DR: I’ve been on Pro Tools since 1999, for imaging (and post production in general) it’s by far the standout player. I have Audition on my Mac and use it occasionally for various reasons, but I always come back to Pro Tools. It’s just where I’m comfortable, I don’t want to have to be thinking about what button I push or how I do what needs to be done mechanically. I’d rather focus on the creativity of my work.
AS: What are your favorite plugins?
DR: Now you’re opening a can of worms! My most frequently used would be Pitch n Time and Auto-Tune. But my favourite ones to get really creative with would be just about anything from the “Sound Toys” collection. I love the flexibility of them, and when you stick a few on a track one after the other you can always come up with something interesting and new.
For voiceover, my new go-to is Nectar from iZotope. I had resisted the “all in one” plugin for a long time, thinking “I bet the compression is great but the eq sucks or something like that”, but after interviewing Dan Gonzalez from Izotope on the Pro Audio Suite last year I downloaded Nectar and after a bit of mucking around fell in love with it! It’s so versatile and sounds good on just about any voice you stick through it.
AS: What are new learnings? Ideas you work on? Inspirations?
DR: This probably mostly shows in my CHR imaging right now, but I’m really concentrating on my music editing within the imaging I’m producing. Both “what” I’m using and “how” I’m doing it. I’m loving really challenging myself to find (or create) the perfect piece of music and pairing it with a great vocal grab from a contemporary artist that fits both musically and within the context of what the piece is all about.
AS: Any new tools you discovered lately?
DR: I’ve been working on streamlining my Pro Tools templates, to be honest. One of the best things that I learned over the years (and something Thommo was always preaching to us about) was to save everything. So I’m always doing mix outs of promos and work parts that I make use of again and again. I recently came up with a template that lets me record all my different passes in one go.

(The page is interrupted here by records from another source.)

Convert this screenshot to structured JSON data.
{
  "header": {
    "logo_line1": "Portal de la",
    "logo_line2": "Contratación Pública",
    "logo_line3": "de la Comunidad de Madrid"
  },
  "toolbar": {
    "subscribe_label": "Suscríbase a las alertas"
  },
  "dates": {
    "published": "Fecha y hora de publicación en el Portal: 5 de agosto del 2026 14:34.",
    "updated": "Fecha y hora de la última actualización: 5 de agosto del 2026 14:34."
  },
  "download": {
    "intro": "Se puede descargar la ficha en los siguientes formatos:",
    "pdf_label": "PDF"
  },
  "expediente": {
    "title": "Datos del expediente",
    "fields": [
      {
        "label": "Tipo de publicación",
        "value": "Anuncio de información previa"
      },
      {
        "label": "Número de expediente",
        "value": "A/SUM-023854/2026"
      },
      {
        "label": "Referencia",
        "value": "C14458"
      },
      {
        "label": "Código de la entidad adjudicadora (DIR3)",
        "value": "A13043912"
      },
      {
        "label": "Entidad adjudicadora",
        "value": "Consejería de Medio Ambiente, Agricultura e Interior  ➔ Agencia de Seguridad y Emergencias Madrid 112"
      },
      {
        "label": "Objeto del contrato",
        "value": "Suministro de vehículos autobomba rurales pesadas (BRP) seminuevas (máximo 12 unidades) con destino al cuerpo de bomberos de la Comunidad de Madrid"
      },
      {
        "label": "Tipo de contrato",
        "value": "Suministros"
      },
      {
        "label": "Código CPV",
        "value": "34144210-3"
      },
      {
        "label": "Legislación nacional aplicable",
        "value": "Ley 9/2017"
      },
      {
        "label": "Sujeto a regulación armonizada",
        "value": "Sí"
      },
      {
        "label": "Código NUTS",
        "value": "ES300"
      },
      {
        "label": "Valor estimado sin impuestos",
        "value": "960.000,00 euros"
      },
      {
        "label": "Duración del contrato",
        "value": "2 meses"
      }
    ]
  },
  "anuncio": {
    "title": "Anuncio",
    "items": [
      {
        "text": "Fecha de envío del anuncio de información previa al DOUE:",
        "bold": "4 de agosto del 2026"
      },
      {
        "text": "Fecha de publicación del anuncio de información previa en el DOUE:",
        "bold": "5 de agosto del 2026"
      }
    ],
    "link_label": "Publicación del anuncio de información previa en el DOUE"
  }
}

To explain a little further, I have created audio tracks that are fed by busses from the main session. They include bed and FX, FX only, VO only, music only and the full mix. Then rather than “bounce” the audio, I record-enable all those tracks and hit record, and all my mixes are done in the one pass. Then I just label them and export them to different folders on my work parts drive to be used again somewhere or other!!

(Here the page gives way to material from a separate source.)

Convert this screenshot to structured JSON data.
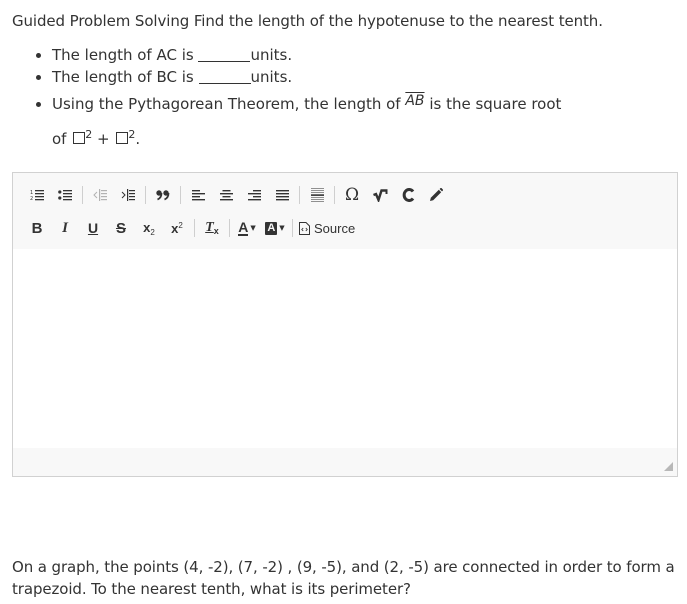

AS: Your favorite piece of imaging/production ever?
DR: God I wish I had a copy of it, but back in the early 90s when I was working at Triple M, we sent a listener into space (The Stratosphere anyway) in a Russian MIG jet fighter. They went to somewhere near Russia and went through basic pilot training before taking off and flying to where the Earth’s atmosphere meets space.

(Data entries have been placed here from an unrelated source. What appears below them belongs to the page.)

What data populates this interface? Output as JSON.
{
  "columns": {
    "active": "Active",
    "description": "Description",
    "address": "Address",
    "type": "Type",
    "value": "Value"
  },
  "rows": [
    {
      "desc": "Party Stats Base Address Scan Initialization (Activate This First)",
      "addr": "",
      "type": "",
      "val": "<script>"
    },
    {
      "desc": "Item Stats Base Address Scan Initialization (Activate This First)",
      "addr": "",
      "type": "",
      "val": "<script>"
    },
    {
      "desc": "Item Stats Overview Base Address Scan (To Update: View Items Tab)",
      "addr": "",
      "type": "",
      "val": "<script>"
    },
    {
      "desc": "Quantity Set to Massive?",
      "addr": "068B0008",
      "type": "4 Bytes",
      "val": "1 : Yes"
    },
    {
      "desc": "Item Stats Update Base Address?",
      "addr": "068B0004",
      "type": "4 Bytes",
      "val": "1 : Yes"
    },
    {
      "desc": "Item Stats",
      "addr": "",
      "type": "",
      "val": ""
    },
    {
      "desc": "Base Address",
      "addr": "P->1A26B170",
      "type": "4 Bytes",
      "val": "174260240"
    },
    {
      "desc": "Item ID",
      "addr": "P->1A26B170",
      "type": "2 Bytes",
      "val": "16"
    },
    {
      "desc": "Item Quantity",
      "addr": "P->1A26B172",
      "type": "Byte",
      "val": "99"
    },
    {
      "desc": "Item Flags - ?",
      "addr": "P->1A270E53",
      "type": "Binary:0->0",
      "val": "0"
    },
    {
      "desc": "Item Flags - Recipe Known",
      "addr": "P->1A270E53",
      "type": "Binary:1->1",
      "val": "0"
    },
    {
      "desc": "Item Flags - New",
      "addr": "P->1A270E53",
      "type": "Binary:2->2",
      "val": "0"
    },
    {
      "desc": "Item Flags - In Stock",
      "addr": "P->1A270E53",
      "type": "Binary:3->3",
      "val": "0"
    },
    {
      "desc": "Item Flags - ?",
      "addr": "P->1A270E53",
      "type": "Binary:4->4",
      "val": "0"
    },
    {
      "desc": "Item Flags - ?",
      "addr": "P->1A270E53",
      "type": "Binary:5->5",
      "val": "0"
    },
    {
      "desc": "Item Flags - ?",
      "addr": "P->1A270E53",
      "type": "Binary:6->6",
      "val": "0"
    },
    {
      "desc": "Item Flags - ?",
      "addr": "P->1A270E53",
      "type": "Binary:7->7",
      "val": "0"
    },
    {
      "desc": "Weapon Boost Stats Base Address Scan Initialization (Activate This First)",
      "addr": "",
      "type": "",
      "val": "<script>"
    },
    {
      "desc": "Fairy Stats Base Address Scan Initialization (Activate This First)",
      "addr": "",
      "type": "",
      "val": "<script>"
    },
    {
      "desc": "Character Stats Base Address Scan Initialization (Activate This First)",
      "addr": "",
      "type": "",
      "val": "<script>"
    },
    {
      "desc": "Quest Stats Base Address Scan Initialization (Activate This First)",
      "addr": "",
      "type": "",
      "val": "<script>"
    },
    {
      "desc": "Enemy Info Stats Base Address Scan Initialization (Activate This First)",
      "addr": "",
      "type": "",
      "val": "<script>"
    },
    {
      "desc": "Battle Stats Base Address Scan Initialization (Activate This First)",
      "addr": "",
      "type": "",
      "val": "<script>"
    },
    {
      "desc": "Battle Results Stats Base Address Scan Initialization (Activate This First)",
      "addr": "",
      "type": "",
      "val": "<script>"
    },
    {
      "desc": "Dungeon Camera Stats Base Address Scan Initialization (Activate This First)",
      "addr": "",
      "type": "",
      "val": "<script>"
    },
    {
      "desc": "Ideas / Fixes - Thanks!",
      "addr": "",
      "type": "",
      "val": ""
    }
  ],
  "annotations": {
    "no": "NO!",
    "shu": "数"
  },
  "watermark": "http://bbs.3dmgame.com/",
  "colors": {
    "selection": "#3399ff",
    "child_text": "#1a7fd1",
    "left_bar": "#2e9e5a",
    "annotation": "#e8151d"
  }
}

We called it “Red Angel” and Thommo (Jeff Thomas) made the promo. It was just mind blowing. It was made at a time before Pro Tools (on a 24 Track Analogue multi) and just kicked butt. Not so much in terms of amazing FX and crazy drops and montages, but in terms of theatre of the mind (the thing that radio and Thommo does best in my opinion) and creating excitement/vibe around an already awesome prize. The music came from a piece by [film composer] Amin Bahtia, and Thommo’s work (as usual) was mind-blowing.
AS: What would be your career advice for a youngster your twenty-year-old self?
DR: Be yourself, but at the same time challenge yourself. It’s something I try to do constantly these days but for a while, early in my career, I was probably guilty of just getting into a comfortable space and staying there. These days I’m working on all sorts of formats from Talk, to CHR to Rock (my spiritual place) and Country, plus the podcasts. I find challenging myself and pushing myself also brings out my best work. But the nice thing is, just when you think you have pushed yourself as far as you can go, you push a bit harder and all of a sudden you’ve achieved something even greater. The nice thing about this is that it’s a lesson that not only works in relation to imaging, but to getting better at anything! And it’s something I definitely try to teach my kids. Get uncomfortable, it’s a great place to be!!